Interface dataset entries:
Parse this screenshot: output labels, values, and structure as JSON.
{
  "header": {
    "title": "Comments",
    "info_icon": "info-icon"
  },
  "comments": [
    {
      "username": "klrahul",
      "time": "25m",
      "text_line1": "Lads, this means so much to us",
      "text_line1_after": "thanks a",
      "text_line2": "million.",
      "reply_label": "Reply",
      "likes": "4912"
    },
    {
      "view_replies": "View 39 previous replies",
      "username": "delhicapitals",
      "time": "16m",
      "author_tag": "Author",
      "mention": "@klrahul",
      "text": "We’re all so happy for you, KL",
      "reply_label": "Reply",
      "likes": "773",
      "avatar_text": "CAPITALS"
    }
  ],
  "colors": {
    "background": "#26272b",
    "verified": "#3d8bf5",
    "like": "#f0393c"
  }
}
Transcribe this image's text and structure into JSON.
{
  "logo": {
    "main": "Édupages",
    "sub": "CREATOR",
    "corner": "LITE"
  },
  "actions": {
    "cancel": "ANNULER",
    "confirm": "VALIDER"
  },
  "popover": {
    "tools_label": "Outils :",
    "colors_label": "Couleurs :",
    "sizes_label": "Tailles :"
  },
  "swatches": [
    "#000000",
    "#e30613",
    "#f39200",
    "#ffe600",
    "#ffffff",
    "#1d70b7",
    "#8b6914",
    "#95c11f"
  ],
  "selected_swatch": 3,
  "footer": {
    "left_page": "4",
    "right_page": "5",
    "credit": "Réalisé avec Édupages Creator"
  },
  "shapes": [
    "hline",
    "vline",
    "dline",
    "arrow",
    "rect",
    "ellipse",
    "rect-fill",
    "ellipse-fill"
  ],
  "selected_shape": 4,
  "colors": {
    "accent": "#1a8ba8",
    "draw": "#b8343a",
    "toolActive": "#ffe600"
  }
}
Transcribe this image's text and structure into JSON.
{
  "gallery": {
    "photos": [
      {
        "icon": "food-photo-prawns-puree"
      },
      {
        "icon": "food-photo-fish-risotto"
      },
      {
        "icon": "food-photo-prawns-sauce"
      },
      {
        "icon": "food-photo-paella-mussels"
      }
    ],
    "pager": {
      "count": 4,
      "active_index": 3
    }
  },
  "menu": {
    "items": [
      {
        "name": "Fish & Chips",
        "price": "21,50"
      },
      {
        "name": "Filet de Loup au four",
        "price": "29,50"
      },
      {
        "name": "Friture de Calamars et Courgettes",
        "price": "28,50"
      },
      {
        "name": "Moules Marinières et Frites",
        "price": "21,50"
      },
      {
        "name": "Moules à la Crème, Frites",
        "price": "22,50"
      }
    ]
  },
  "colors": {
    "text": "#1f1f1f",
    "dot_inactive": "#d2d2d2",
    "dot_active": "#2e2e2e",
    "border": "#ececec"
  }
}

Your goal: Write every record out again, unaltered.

Answer below:
Parse this screenshot: output labels, values, and structure as JSON.
{
  "header": {
    "title": "Comments",
    "info_icon": "info-icon"
  },
  "comments": [
    {
      "username": "klrahul",
      "time": "25m",
      "text_line1": "Lads, this means so much to us",
      "text_line1_after": "thanks a",
      "text_line2": "million.",
      "reply_label": "Reply",
      "likes": "4912"
    },
    {
      "view_replies": "View 39 previous replies",
      "username": "delhicapitals",
      "time": "16m",
      "author_tag": "Author",
      "mention": "@klrahul",
      "text": "We’re all so happy for you, KL",
      "reply_label": "Reply",
      "likes": "773",
      "avatar_text": "CAPITALS"
    }
  ],
  "colors": {
    "background": "#26272b",
    "verified": "#3d8bf5",
    "like": "#f0393c"
  }
}
Transcribe this image's text and structure into JSON.
{
  "logo": {
    "main": "Édupages",
    "sub": "CREATOR",
    "corner": "LITE"
  },
  "actions": {
    "cancel": "ANNULER",
    "confirm": "VALIDER"
  },
  "popover": {
    "tools_label": "Outils :",
    "colors_label": "Couleurs :",
    "sizes_label": "Tailles :"
  },
  "swatches": [
    "#000000",
    "#e30613",
    "#f39200",
    "#ffe600",
    "#ffffff",
    "#1d70b7",
    "#8b6914",
    "#95c11f"
  ],
  "selected_swatch": 3,
  "footer": {
    "left_page": "4",
    "right_page": "5",
    "credit": "Réalisé avec Édupages Creator"
  },
  "shapes": [
    "hline",
    "vline",
    "dline",
    "arrow",
    "rect",
    "ellipse",
    "rect-fill",
    "ellipse-fill"
  ],
  "selected_shape": 4,
  "colors": {
    "accent": "#1a8ba8",
    "draw": "#b8343a",
    "toolActive": "#ffe600"
  }
}
Transcribe this image's text and structure into JSON.
{
  "gallery": {
    "photos": [
      {
        "icon": "food-photo-prawns-puree"
      },
      {
        "icon": "food-photo-fish-risotto"
      },
      {
        "icon": "food-photo-prawns-sauce"
      },
      {
        "icon": "food-photo-paella-mussels"
      }
    ],
    "pager": {
      "count": 4,
      "active_index": 3
    }
  },
  "menu": {
    "items": [
      {
        "name": "Fish & Chips",
        "price": "21,50"
      },
      {
        "name": "Filet de Loup au four",
        "price": "29,50"
      },
      {
        "name": "Friture de Calamars et Courgettes",
        "price": "28,50"
      },
      {
        "name": "Moules Marinières et Frites",
        "price": "21,50"
      },
      {
        "name": "Moules à la Crème, Frites",
        "price": "22,50"
      }
    ]
  },
  "colors": {
    "text": "#1f1f1f",
    "dot_inactive": "#d2d2d2",
    "dot_active": "#2e2e2e",
    "border": "#ececec"
  }
}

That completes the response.